“Tim Hudson has always been one of my favorites because he embodies — and there are not that many guys — he embodies that rare player who can have fun, be a jokester and play pranks on his teammates, laugh and be popular in the clubhouse,” Simpson said. “But when it was his turn to pitch, his day on the mound, there was nobody who was a tougher competitor. He knew how to get that going and get it right every time. I admired that about him.”

It wasn’t simply Hudson’s command of his pitches that made him a standout at every level in which he pitched. More than his pitching style or his variety of pitches, Hudson was a standout because of his demeanor, his attitude on the mound and his desire to be the best pitcher he could be at that moment and with every pitch.

The player who flashed one of the quickest smiles and easiest laughs off the field — and on the field at times — was the same guy who wore the mask of concentration as intently and comfortably as anyone who has ever taken the hill in the majors.

His career is defined by success, defined by that laser focus and, to borrow a Southern term, his want-to. Put all those things together and you have a player who enjoyed a 17-year career in which he won 222 games, struck our more than 2,000 batters earned, as a member of the San Francisco Giants after his stint with the Braves, a World Series ring.

He was a competitor, from the start of his career to its finish, and the Braves enjoyed probably the prime of his competitiveness.

“I felt like my nine years here were nine of the best years of my career, both on the field and personally,” he said. “My family grew up here in Atlanta.
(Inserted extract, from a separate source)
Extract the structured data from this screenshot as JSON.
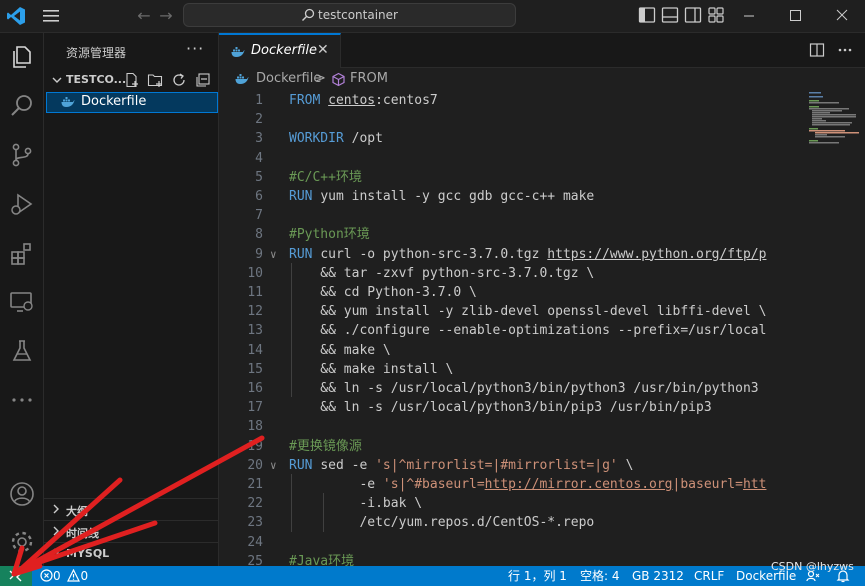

My kids grew up here in Atlanta. Some memories that I’ll always cherish,’’ he told the AJC.

“Just for the fact this organization thinks enough of me to come in and to put me along the likes of John Smoltz, Greg Maddux, Tom Glavine, Andruw Jones, Chipper Jones. It’s just very surreal. At the same time, I’m very grateful just for one, to come here and for the opportunity to put this uniform on. But to be able to do it for nine years, the prime years of my career, was something that was very special.  To look back and see that they thought enough of my time here to put me in their Hall of Fame is really special.”

Now it’s time to start considering Tim Hudson for that other Hall of Fame.

Tommy Hicks, a Phenix City native, has covered sports in Alabama for more than 40 years. Contact him at